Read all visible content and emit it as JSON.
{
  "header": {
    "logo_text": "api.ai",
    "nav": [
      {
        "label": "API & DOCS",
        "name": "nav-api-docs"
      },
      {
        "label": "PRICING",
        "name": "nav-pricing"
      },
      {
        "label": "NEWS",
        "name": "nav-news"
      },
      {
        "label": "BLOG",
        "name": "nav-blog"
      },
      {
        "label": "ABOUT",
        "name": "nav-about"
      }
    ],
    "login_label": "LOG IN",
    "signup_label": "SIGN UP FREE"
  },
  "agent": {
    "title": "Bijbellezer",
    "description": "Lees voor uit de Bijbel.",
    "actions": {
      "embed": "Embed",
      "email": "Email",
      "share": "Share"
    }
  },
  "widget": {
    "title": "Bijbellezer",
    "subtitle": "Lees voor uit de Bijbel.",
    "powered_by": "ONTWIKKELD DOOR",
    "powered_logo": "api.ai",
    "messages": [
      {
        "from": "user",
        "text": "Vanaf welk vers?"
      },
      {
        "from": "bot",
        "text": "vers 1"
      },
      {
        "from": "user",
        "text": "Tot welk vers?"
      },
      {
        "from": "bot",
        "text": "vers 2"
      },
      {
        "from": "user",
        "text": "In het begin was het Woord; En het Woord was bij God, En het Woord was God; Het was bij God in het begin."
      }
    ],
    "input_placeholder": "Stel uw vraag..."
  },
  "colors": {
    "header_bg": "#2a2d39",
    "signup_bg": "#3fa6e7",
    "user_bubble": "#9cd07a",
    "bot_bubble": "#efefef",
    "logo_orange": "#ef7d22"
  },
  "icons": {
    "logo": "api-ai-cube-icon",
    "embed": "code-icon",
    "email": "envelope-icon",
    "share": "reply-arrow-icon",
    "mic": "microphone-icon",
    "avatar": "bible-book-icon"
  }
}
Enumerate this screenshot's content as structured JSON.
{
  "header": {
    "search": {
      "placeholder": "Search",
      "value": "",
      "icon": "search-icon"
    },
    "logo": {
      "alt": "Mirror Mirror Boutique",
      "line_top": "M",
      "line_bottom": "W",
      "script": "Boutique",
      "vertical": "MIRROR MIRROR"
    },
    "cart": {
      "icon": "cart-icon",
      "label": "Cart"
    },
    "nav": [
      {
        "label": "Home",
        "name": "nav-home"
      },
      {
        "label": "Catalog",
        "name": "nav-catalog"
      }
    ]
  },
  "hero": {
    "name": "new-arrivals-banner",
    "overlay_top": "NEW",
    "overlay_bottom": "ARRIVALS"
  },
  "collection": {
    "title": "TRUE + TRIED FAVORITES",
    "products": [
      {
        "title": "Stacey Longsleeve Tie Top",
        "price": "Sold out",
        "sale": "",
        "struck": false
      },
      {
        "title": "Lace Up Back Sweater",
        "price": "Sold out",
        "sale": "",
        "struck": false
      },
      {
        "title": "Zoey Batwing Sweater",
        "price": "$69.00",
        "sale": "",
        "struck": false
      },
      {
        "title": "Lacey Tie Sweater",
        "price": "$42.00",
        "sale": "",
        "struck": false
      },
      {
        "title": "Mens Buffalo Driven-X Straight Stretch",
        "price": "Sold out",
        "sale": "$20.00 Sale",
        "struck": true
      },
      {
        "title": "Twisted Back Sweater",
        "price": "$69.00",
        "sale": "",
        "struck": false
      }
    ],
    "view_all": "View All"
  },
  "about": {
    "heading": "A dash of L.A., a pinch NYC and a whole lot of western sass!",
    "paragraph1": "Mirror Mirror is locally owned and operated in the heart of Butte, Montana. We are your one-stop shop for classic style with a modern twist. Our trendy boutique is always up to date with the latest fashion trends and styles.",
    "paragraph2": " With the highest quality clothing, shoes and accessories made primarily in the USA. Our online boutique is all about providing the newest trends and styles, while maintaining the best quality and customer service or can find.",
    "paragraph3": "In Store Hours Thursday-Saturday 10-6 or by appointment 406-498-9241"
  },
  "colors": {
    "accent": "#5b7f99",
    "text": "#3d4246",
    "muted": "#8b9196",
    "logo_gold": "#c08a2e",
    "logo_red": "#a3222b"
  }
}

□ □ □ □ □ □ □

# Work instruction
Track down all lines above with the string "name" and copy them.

# Answer below
        "name": "nav-api-docs"
        "name": "nav-pricing"
        "name": "nav-news"
        "name": "nav-blog"
        "name": "nav-about"
        "name": "nav-home"
        "name": "nav-catalog"
    "name": "new-arrivals-banner",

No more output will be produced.